Here are a few simple tips for cooking over a campfire.
Cooking over a campfire is a joy for some and a necessity for others.
Whether you simply like the taste or you’re on a secluded backcountry hunt, here’s the ‘1, 2, 3’ of campfire cooking:
1. One item per pan
Keep it simple by separating your dishes by type. Unless you’re reheating some gumbo you’ve already prepared at home, or you have superhuman strength and carry a giant skillet in your day pack, try separating your dishes to ease the process.
Yes, you may need additional cookware, but it can make life simple if you’ve got a great lightweight set.
Cook your meat in one dish and your veggies or carbs in another. Heat your bread or anything else in a separate dish altogether or wait until one of the other pans is free. This will allow for much more control over cook time of all of the products.
2. Two heat levels
If you’ve spent any time around a campfire, this should be pretty easy to manage. Start and stoke your fire until it’s good and set up. Spread out the larger logs from some of their hot embers and create a warming area and a cooking area.
This will be very helpful if you’ve followed step one above. It will allow you to have more of your food ready at the same time.
Another way to do this is create separate cooking levels. If you’d rather not mess with the fire itself, create a shelf system using larger logs or metal grates. Allow the food that requires more heat or a longer cook time to sit closer to the heat source while allowing your other products to cook slower or on lower heat.
Either option can work; just treat the fire like your grill at home. The same principles apply.
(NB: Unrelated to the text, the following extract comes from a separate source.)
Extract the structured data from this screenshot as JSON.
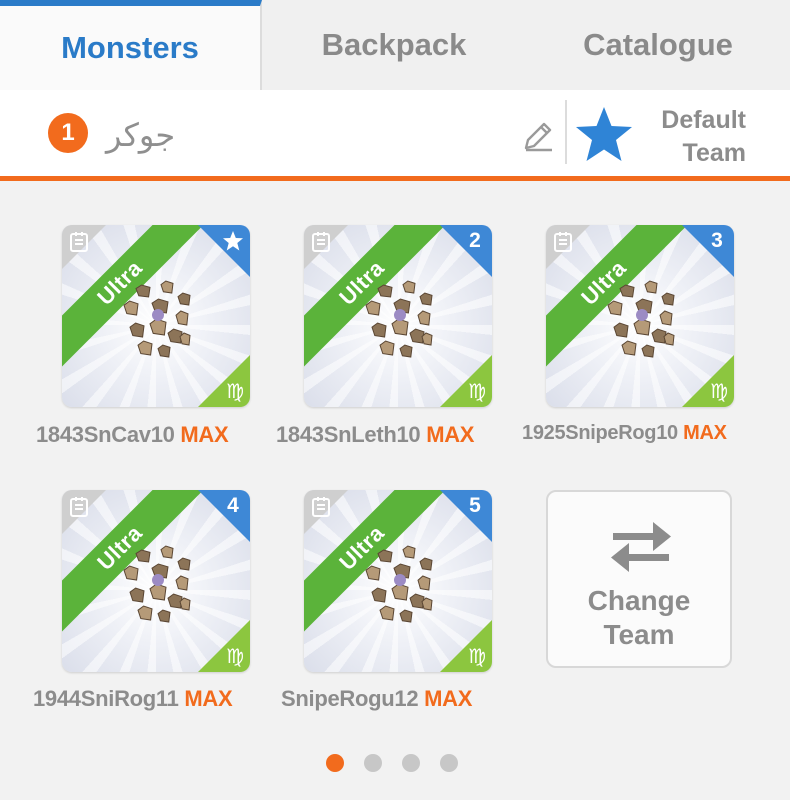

3. Three styles of wood fuel
How can there be more than one, you ask? Don’t you just grab whatever is nearby and light it up? Sure, if you want to fight a battle each time you want to eat.
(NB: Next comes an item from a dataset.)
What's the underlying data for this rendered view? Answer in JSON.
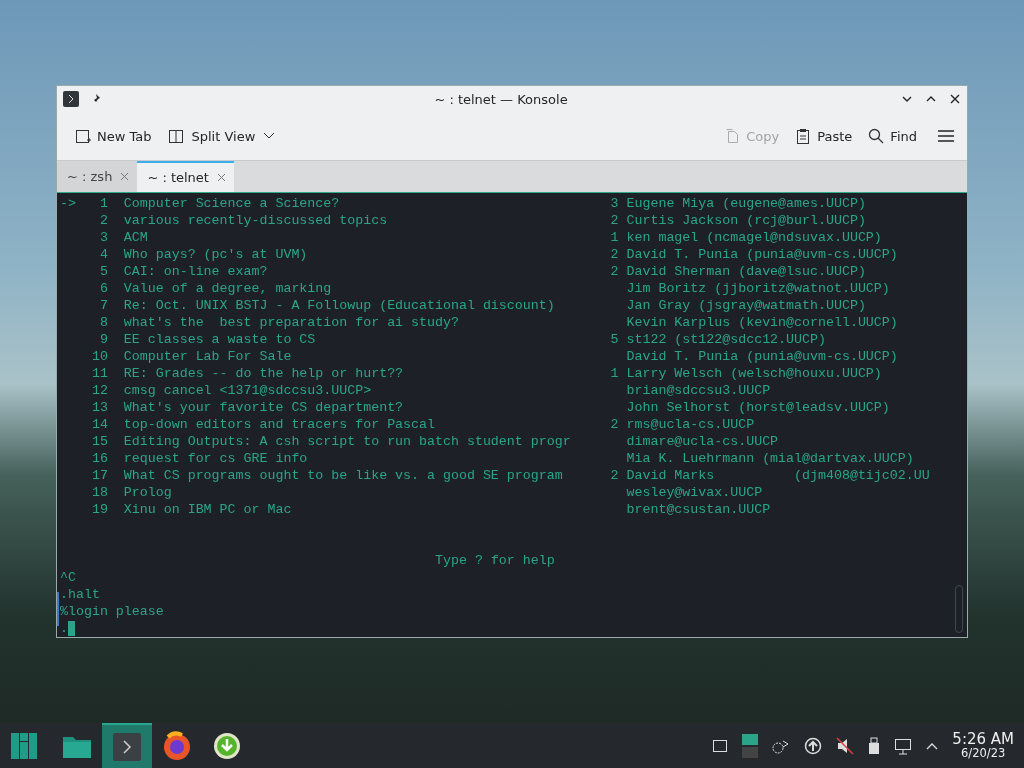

There are three styles or types of wood you should consider for campfire cooking. Start with an easy-to-light kindling. Often times, you’re camping in an area with an abundance of small sticks and twigs: this can work, but more often than not, it’ll be a source of frustration as a starter fuel.
Pack a small bag of dried wood shavings or sawdust. A sandwich-style plastic bag is often enough to last a few days if used appropriately. It takes up little room and is virtually weightless.
(Tip: set your shavings in a bowl near a dehumidifier for a day or two before your trip. You’ll be sure to have a quick spark and little fuss getting your fire started).
Follow that up with those smaller twigs and sticks or dried grasses. These smaller pieces will heat faster and ignite quicker to help establish the fire. This is also true of dead timber as opposed to fresh. A word of caution, however: be quick to follow up with another fuel source, or your fire may quickly be squelched.
A slow burning solid wood should be relied on as your primary fuel source once the fire is established. This will allow for a consistent amount of heat and take some of the guesswork out of cooking over an open flame. Combine this methodology with the two steps above, and you’ll have yourself an outdoor gourmet kitchen with a heck of a view.